The exit poll that the BBC announced at 10:00:01pm on Thursday started it. By midnight it wasn’t really sinking in. By 3am it was becoming increasingly apparent. By 6.30am, it was all but confirmed. By 7.30am, I was on my way to RHUL Towers with an overbearing sense of an impending macabre future. The 2015 general election result was one of the most surprising, but also most harrowing of my short voting life, not because of any party political allegiance I (don’t) have; but because of the knowledge that the preceding five years of feelings of injustice, frustration and disgust at the current state governance was going to carry on, and indeed intensify for the next five. The carcass of the political system is being picked over by the social media and op-ed commentariat, while no more than 5 days after the event, the harbingers of an evermore neoliberalised society are already in place (not least with some of today’s cabinet appointments).
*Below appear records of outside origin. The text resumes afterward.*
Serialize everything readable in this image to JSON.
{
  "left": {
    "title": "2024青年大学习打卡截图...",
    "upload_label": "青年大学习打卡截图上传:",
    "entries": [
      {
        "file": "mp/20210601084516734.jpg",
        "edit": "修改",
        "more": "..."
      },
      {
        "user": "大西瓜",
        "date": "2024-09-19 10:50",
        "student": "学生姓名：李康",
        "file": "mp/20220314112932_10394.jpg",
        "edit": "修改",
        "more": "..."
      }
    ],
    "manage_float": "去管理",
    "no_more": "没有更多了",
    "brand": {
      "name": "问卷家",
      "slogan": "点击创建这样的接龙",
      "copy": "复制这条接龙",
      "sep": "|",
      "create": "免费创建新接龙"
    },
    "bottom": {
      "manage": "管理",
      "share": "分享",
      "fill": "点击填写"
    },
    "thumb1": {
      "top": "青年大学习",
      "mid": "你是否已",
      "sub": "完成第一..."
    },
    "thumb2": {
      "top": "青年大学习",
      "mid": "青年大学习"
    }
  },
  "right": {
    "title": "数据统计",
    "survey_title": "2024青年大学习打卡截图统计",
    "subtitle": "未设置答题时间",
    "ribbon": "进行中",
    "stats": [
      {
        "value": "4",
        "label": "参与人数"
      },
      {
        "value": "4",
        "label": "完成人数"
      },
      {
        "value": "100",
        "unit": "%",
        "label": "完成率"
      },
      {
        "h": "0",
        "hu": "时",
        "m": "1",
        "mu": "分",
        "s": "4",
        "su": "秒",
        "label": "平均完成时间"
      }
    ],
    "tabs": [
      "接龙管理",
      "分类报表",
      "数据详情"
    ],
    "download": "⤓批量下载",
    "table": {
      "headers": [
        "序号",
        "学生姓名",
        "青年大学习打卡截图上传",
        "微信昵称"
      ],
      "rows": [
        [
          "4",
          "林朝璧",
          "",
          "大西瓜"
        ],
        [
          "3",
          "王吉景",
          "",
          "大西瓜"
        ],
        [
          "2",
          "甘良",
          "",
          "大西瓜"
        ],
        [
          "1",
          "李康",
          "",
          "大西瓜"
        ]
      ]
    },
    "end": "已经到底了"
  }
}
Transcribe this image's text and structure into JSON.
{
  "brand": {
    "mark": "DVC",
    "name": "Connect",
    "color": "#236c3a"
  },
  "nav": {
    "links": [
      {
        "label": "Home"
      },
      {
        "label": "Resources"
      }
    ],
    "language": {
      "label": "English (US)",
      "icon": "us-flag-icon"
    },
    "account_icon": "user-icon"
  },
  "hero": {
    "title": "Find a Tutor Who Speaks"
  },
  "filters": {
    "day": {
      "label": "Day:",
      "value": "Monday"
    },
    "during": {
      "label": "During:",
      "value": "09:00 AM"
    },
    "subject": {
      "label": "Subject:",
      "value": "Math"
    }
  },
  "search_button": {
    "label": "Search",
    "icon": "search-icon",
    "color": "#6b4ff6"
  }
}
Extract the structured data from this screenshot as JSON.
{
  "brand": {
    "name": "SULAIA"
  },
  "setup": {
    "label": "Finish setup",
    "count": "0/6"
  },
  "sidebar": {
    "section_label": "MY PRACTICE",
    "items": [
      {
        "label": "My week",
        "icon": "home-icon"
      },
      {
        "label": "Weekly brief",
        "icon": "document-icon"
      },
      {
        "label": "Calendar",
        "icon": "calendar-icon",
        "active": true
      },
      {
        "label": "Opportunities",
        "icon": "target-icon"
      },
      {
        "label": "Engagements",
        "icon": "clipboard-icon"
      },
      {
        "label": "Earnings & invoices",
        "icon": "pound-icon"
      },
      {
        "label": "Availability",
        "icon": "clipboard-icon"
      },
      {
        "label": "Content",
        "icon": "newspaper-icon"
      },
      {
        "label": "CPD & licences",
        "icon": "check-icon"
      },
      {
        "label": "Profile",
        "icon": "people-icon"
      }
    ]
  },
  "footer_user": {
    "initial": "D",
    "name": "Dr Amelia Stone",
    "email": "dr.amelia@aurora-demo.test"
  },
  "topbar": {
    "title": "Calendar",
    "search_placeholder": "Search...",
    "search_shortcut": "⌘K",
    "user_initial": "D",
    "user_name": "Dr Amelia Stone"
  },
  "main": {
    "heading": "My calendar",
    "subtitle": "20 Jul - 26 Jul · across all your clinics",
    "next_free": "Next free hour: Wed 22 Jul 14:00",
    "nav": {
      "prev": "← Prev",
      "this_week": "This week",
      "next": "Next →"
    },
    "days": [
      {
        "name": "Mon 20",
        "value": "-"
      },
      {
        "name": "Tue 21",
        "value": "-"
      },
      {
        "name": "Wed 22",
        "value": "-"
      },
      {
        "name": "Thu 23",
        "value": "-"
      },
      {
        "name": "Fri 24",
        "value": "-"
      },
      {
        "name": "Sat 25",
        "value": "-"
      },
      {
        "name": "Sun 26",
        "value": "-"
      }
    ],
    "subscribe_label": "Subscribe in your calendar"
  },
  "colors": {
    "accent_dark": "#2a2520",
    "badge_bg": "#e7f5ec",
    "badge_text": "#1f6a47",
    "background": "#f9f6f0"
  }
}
For a few hours then over the weekend, I was giving some thought to emigrating, jacking it all in, giving up. But a series of conversations with colleagues, a few inspiring tweets (yes, they do exist) and a stiff drink or two later, it became clear that such a defeatist attitude went completely against the grain of my being becoming. In order to break the malaise and the lift the inner-pother that I certainly embodied over the last few days (and no doubt many other people from “across the political spectrum” (to use a horribly reductionist phrase)) – there needs to be a renewed vigour to encounter the oncoming deluge of marginalising and polarising policies and tests their limits of justice via empirical and theoretical contestation; there needs to be a groundswell of collective organising (of what Lefebvre has called autogestion) so that the formulation of predatory formations are not given the freedom to carry out their potentially domcidial tendencies; there needs to be unfettered rejection of the poisonous ideology of individualism; there needs to be a reclamation of civic life and the streets in which it is formed; there needs to be a realisation that it is those at the margins of society who most readily show us what future and progress looks and feels like, not those in the centre who champion more of the same; in sum, there needs to be a greater effort to enact radical democracy.

Easy to say of course, far more difficult to enact. Which is why, perhaps now, it is even more important to take that difficult decision to act, rather than to be passive. To go on that march, to join that collective, to help your neighbour, to question authoritarianism. So apologies if it all sounds a little preachy and ranty (maybe there’s an element of catharsis going on here), but ‘sticking your neck out’ is part and parcel of what needs to be done. So you may find me being slightly more vocal, active and yes, probably (even more) annoying in the next five years; and if you’re one my students reading this, I can only apologise…